Building a healthy community

By Amanda M. Perez

Building a healthy community

By Amanda M. Perez
A University of Miami alumna is playing a leading role in Miami-Dade County to ensure public health.

Miami-Dade County is home to more than 2.7 million people, making it one of the largest counties in the United States. One of the several departments within the county that helps enhance and protect the well-being of all its residents is the Florida Department of Health.

Yesenia Villalta, a three-time University of Miami alumna, leads the team that works to protect, promote, and improve the health of the community.

Villalta, administrator for the Florida Department of Health in Miami-Dade County, said she would not be where she is today if it wasn’t for her alma mater.

“My first experience with public health was during nursing school, and later in life, while studying for my masters I was assigned to come to the health department where I grew to love the work,” said Villalta. ”It’s fulfilling and it gives me satisfaction that I’m always making a difference.”

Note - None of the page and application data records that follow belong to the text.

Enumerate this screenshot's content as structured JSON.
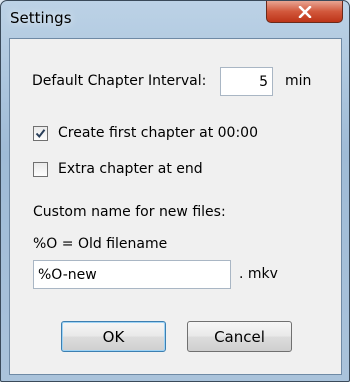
{
  "window": {
    "title": "Settings",
    "close_glyph": "close-icon"
  },
  "interval": {
    "label": "Default Chapter Interval:",
    "value": "5",
    "unit": "min"
  },
  "options": {
    "first_chapter": {
      "label": "Create first chapter at 00:00",
      "checked": true
    },
    "extra_chapter": {
      "label": "Extra chapter at end",
      "checked": false
    }
  },
  "naming": {
    "heading": "Custom name for new files:",
    "hint": "%O = Old filename",
    "value": "%O-new",
    "extension": ". mkv"
  },
  "buttons": {
    "ok": "OK",
    "cancel": "Cancel"
  },
  "colors": {
    "frame": "#a9c2da",
    "client": "#f0f0f0",
    "close_button": "#c9472a",
    "default_button_border": "#3c7fb1"
  }
}
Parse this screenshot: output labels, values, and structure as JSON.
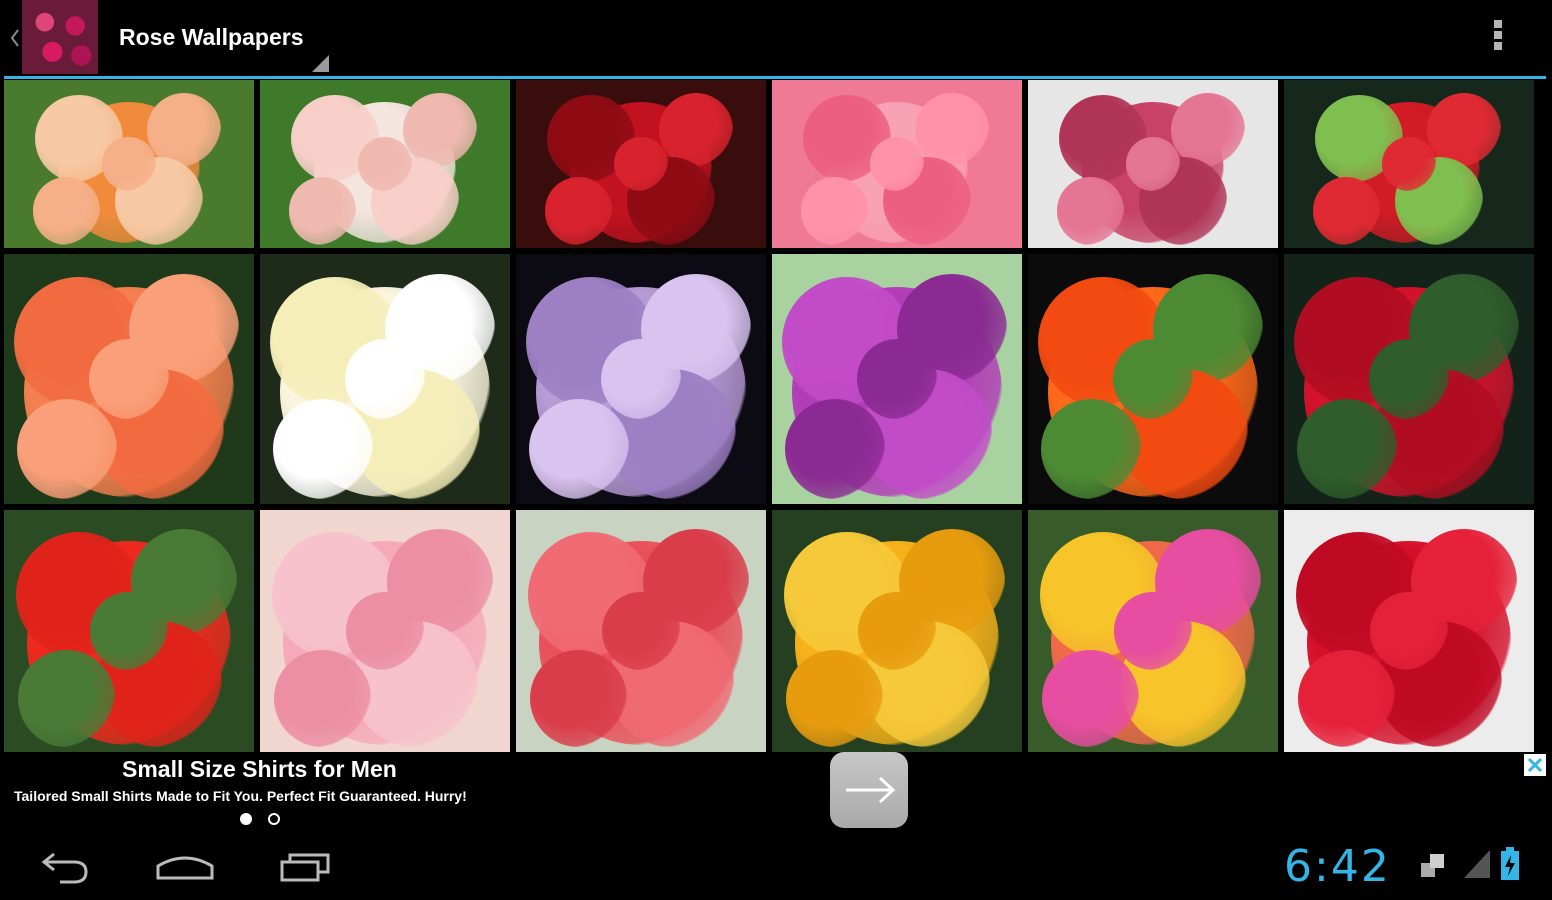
{
  "action_bar": {
    "title": "Rose Wallpapers",
    "overflow_icon": "overflow-menu-icon"
  },
  "grid": {
    "tiles": [
      {
        "description_icon": "rose-thumbnail",
        "colors": [
          "#4a7a2e",
          "#f28a3c",
          "#f7c9a5",
          "#f5b08a"
        ]
      },
      {
        "description_icon": "rose-thumbnail",
        "colors": [
          "#3f7a2a",
          "#f4e5df",
          "#f7cfc8",
          "#efb9b0"
        ]
      },
      {
        "description_icon": "rose-thumbnail",
        "colors": [
          "#3a0d0d",
          "#c2121f",
          "#8e0b14",
          "#d8232e"
        ]
      },
      {
        "description_icon": "rose-thumbnail",
        "colors": [
          "#f07a95",
          "#f9a2b5",
          "#ec5f80",
          "#ff92a8"
        ]
      },
      {
        "description_icon": "rose-thumbnail",
        "colors": [
          "#e6e6e6",
          "#c74266",
          "#b03458",
          "#e57594"
        ]
      },
      {
        "description_icon": "rose-thumbnail",
        "colors": [
          "#16281c",
          "#d11b25",
          "#7fbf4f",
          "#e02a33"
        ]
      },
      {
        "description_icon": "rose-thumbnail",
        "colors": [
          "#1f3a1a",
          "#f5804f",
          "#f26b40",
          "#f9a07a"
        ]
      },
      {
        "description_icon": "rose-thumbnail",
        "colors": [
          "#1e2b1a",
          "#fbf5df",
          "#f6eeb9",
          "#ffffff"
        ]
      },
      {
        "description_icon": "rose-thumbnail",
        "colors": [
          "#0c0a12",
          "#b79ad6",
          "#9d7fc4",
          "#d9c3ef"
        ]
      },
      {
        "description_icon": "rose-thumbnail",
        "colors": [
          "#a8d3a0",
          "#b23bb8",
          "#c24bc8",
          "#8a2a92"
        ]
      },
      {
        "description_icon": "rose-thumbnail",
        "colors": [
          "#0b0b0b",
          "#ff6a1a",
          "#f24a10",
          "#4c8a34"
        ]
      },
      {
        "description_icon": "rose-thumbnail",
        "colors": [
          "#13231a",
          "#d3122c",
          "#b10d22",
          "#2f5d2c"
        ]
      },
      {
        "description_icon": "rose-thumbnail",
        "colors": [
          "#2b4b22",
          "#ee2a1f",
          "#e0231a",
          "#4a7b36"
        ]
      },
      {
        "description_icon": "rose-thumbnail",
        "colors": [
          "#f1d6cf",
          "#f5a9b9",
          "#f7c2cc",
          "#ec8ea4"
        ]
      },
      {
        "description_icon": "rose-thumbnail",
        "colors": [
          "#c9d3c2",
          "#e9505b",
          "#f06a73",
          "#d93d4a"
        ]
      },
      {
        "description_icon": "rose-thumbnail",
        "colors": [
          "#244020",
          "#f7b21a",
          "#f6c93a",
          "#e79c0e"
        ]
      },
      {
        "description_icon": "rose-thumbnail",
        "colors": [
          "#385b2a",
          "#f06a4a",
          "#f7c429",
          "#e74da0"
        ]
      },
      {
        "description_icon": "rose-thumbnail",
        "colors": [
          "#ececec",
          "#d50f2a",
          "#c00a24",
          "#e5213a"
        ]
      }
    ]
  },
  "ad": {
    "title": "Small Size Shirts for Men",
    "description": "Tailored Small Shirts Made to Fit You. Perfect Fit Guaranteed. Hurry!",
    "arrow_icon": "arrow-right-icon",
    "close_icon": "ad-choices-icon"
  },
  "navbar": {
    "back_icon": "back-icon",
    "home_icon": "home-icon",
    "recents_icon": "recent-apps-icon"
  },
  "status": {
    "time": "6:42",
    "sync_icon": "sync-icon",
    "signal_icon": "signal-icon",
    "battery_icon": "battery-charging-icon",
    "accent": "#33b5e5"
  }
}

As the administrator for the department, Villalta plays a central role in monitoring several aspects in the county including immunization, environmental health, infectious diseases, community health, and planning. Villalta believes she is equipped to tackle these important issues because of her more than 15 years of experience working in various capacities and roles within the agency as well as the support of the public health staff she leads.

From 2014 until her recent appointment, she served in the role of nursing director. Prior to the appointment of nursing director, she worked as an assistant nursing director, and started off her career at the health department as a direct clinical provider. Although Villalta has only been in her current position for less than two months, she has her sights set on high goals for the county.

“I want to continue our journey of excellence. I also hope to keep working with the community to increase collaboration with everyone who makes up Miami-Dade County,” she said. “It takes a community effort to help tackle major issues we see on a daily basis like HIV and the opioid crisis.”

With the support of community partners, including the University of Miami, the health department is able to develop and implement health initiatives that benefit residents and visitors. Villalta said her department works closely with Dr. Hansel Tookes, assistant professor at the University of Miami Miller School of Medicine, and his pilot needle exchange program to help combat HIV transmission among at-risk groups. Most recently, the department also partnered with the University to help fight against the Zika virus.

“UM, among other community agencies, were key partners. The department worked with UM experts to learn more about Zika and its sequelae to our pregnant population infected with Zika. During the Zika outbreak in South Florida, we referred to many pediatricians and infectious disease doctors for the latest information. It’s a great collaboration,” said Villalta.

The University continues to be a big part of Villalta’s life.

“I love the School of Nursing and Health Studies and I love the University. It always feels like home to me,” she said. “I appreciate the professionalism and expertise the institution continues to offer.”